32-bit & 64-bit Windows
Even if you install 32-bit initially, it should be
possible to upgrade to 64-bit later, right?
You can’t upgrade from 32-bit to Windows 7
64-bit without doing a fresh “clean” install,
which requires you to reinstall all applications
from scratch. Therefore, you need to decide on
either 32-bit or 64-bit before you install
While I recommend you go with 64-bit, read
through this article to make an informed
Background: What is 32-bit and 64-bit?
32-bit and 64-bit are computer architectures
that specify the length of data types and
addresses that are supported. What this means
for the average user is how much memory can
effectively and how powerful the number-
crunching capacity of the CPU is.Since Windows
XP was originally only released as a 32-bit
operating system, and because older hardware
have 32-bit device drivers,
application development on the Windows
platform has been slow in moving to 64-bit.
However, after both Windows XP and Vista were
released in 64-bit, Microsoft is now pushing 64-

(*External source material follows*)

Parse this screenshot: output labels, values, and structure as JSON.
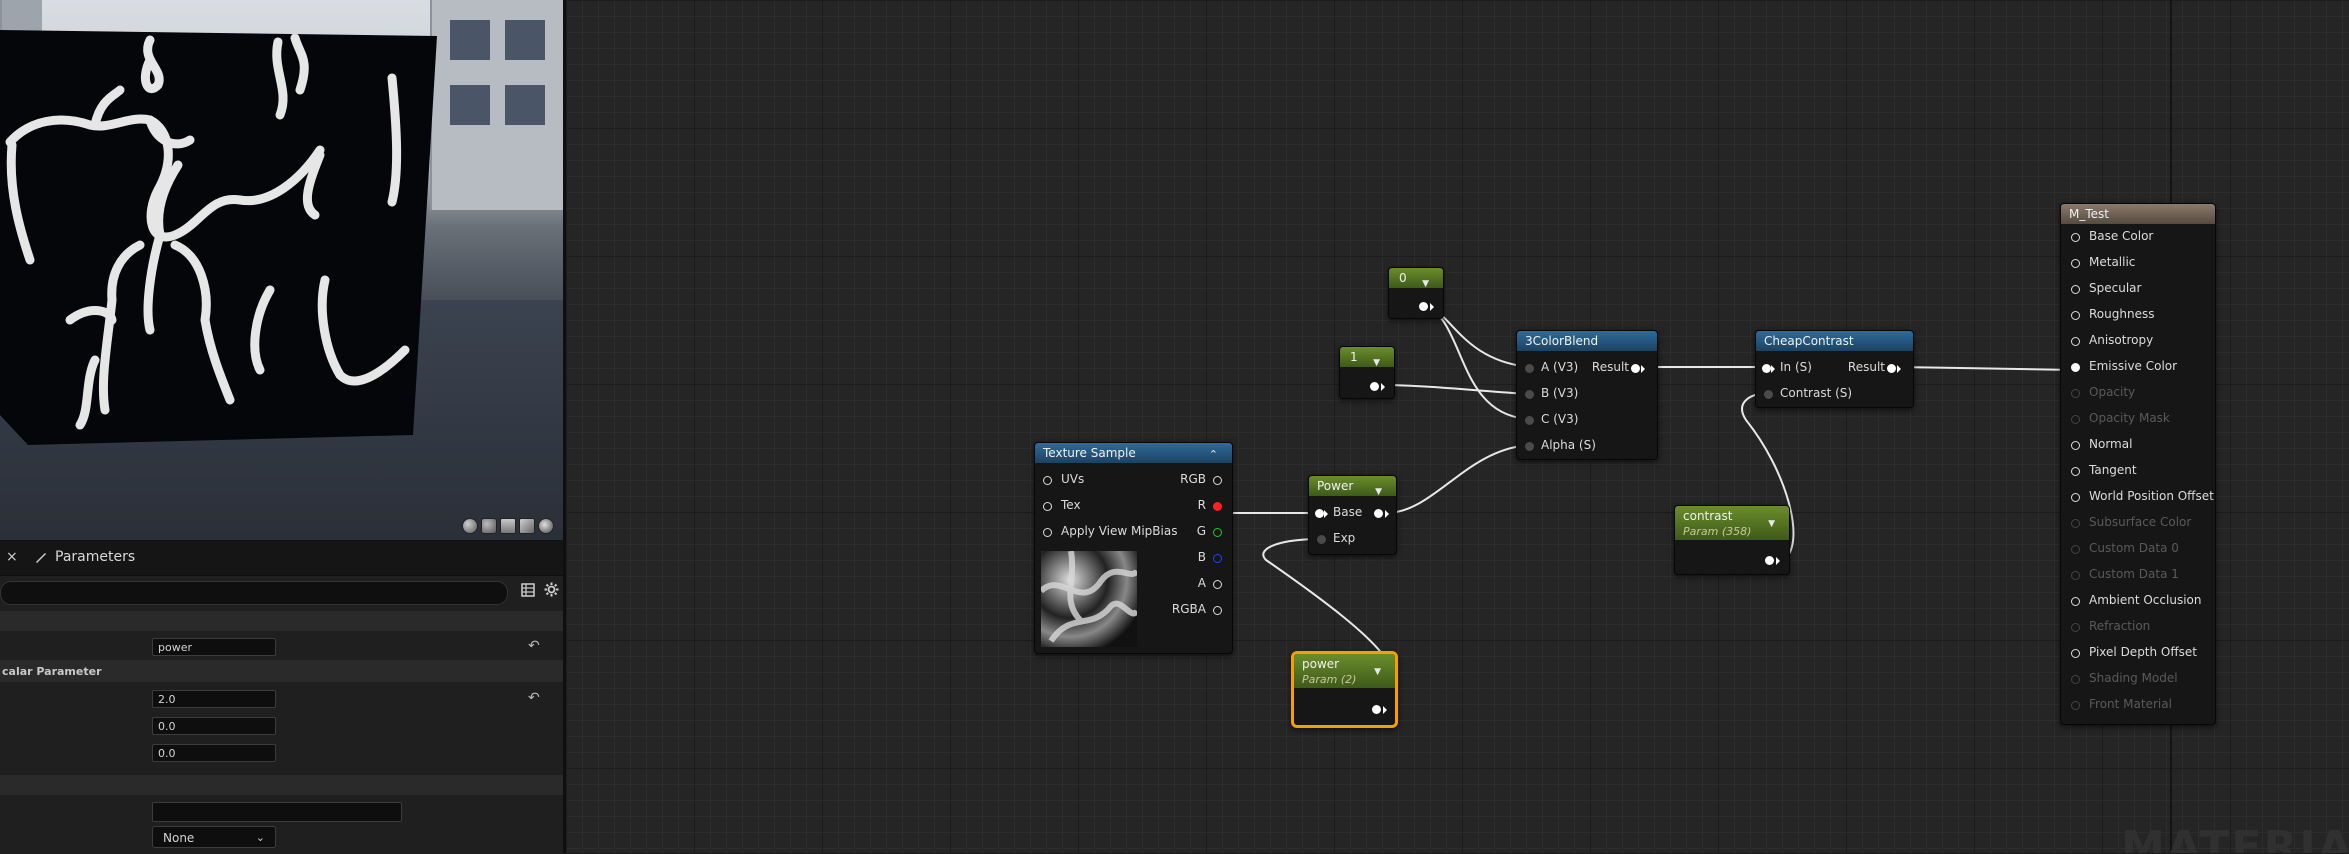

bit strongly, and you can expect
application developers to take advantage of 64-
bit computing soon.
Should You Buy 32-bit or 64-bit Windows 7?
Fortunately, you do not need to worry about all

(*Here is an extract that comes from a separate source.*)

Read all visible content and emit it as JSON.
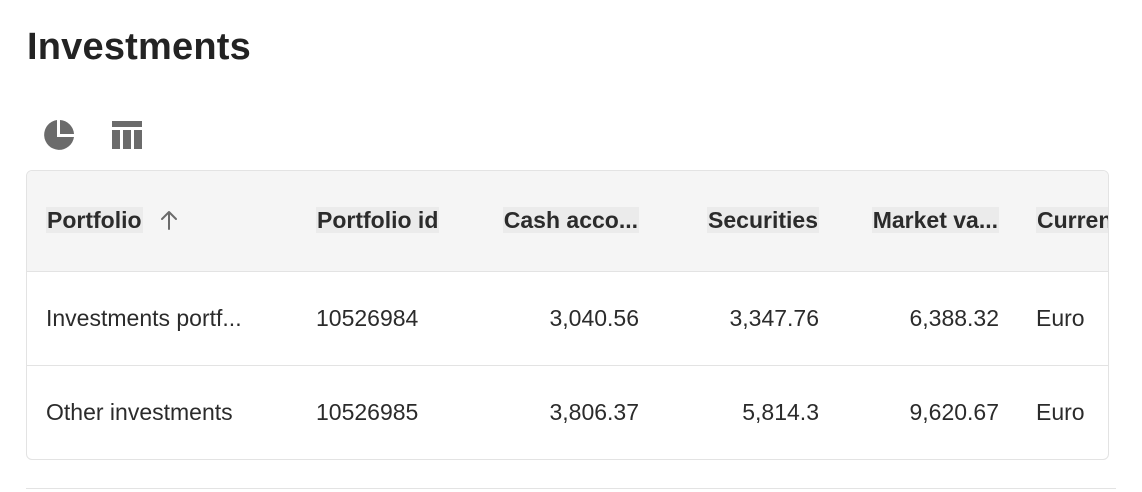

this when purchasing a computer or Windows 7.
If you are buying a new PC from a vendor, it will
ship with 64-bit Windows pre-installed
if the configuration supports 64-bit. If you buy
retail boxed versions of Windows 7, they will
include both 32-bit and 64-bit editions, except
for the Home Basic edition.
Advantages of 64-bit:
There are several benefits of going to Windows
With 32-bit Windows, you can use a maximum
of 4GB RAM. 64-bit Windows 7 runs very fast
with 4GB and you can upgrade your RAM to 8
or 16 GB later, making your system future-
A 32-bit OS can theoretically use up to 4 GB of
RAM, but 32-bit versions of Windows Vista and
Windows 7 see a maximum of 3.12 GB. With
64-bit Windows 7, you can use the full 4GB
You get better security with 64-bit Windows. All
64-bit device drivers are digitally signed, which
means you will not have random crashes. You
also get more advanced security features like
Kernel Patch Protection with 64-bit Windows 7.
Since 64-bit systems process more information
and support greater RAM, Windows 7 is more
responsive when you are running complex
applications or many applications
simultaneously. If you use graphics applications
like Photoshop, video editing, games, CAD, etc.,
you should go 64-bit.
Not all applications have 64-bit versions that
take advantage of the 64-bit architecture, but
you can expect more of them after Windows 7
goes mainstream. Meanwhile, most 32-bit
applications work fine under 64-bit Windows. If
any of them don't for some reason, you can
reasonably expect the application developers to
fix any issues, because a lot of people will be
running 64-bit Windows.
check If Your PC Supports 64-Bit Windows 7
If you have bought or upgraded your computer
in the past couple of years, with an Intel Core 2
Duo or equivalent/higher processor, your PC is
already equipped to run 64-bit Windows 7.
If you want to make sure, you can do any of the
f you are running 32-bit Windows Vista, go to
Control Panel > System and Maintenance >
Performance Information and Tools. Click View
and print details. In the System section, you can
see whether your PC is 64-bit capable.
You can use the Windows 7 Upgrade Advisor to
find out if your system can run 64-bit Windows
Check the Windows 7 Compatibility Center to
see if your devices have 64-bit drivers.
When You Should Use 32-bit
There are some situations in which you are
better off using 32-bit Windows 7:
If you use only 2GB of RAM, and do not plan to
upgrade anytime soon. To really take advantage
of 64-bit Windows 7, you need minimum 4GB
You have legacy devices like scanners and
printers that do not have 64-bit device drivers.
32-bit drivers are not supported under 64-bit
Windows 7, so you should make sure all the
devices you need to use are compatible with
You run old 16-bit applications that were
developed for Windows 3.1 or DOS. These won’t
run under 64-bit Windows.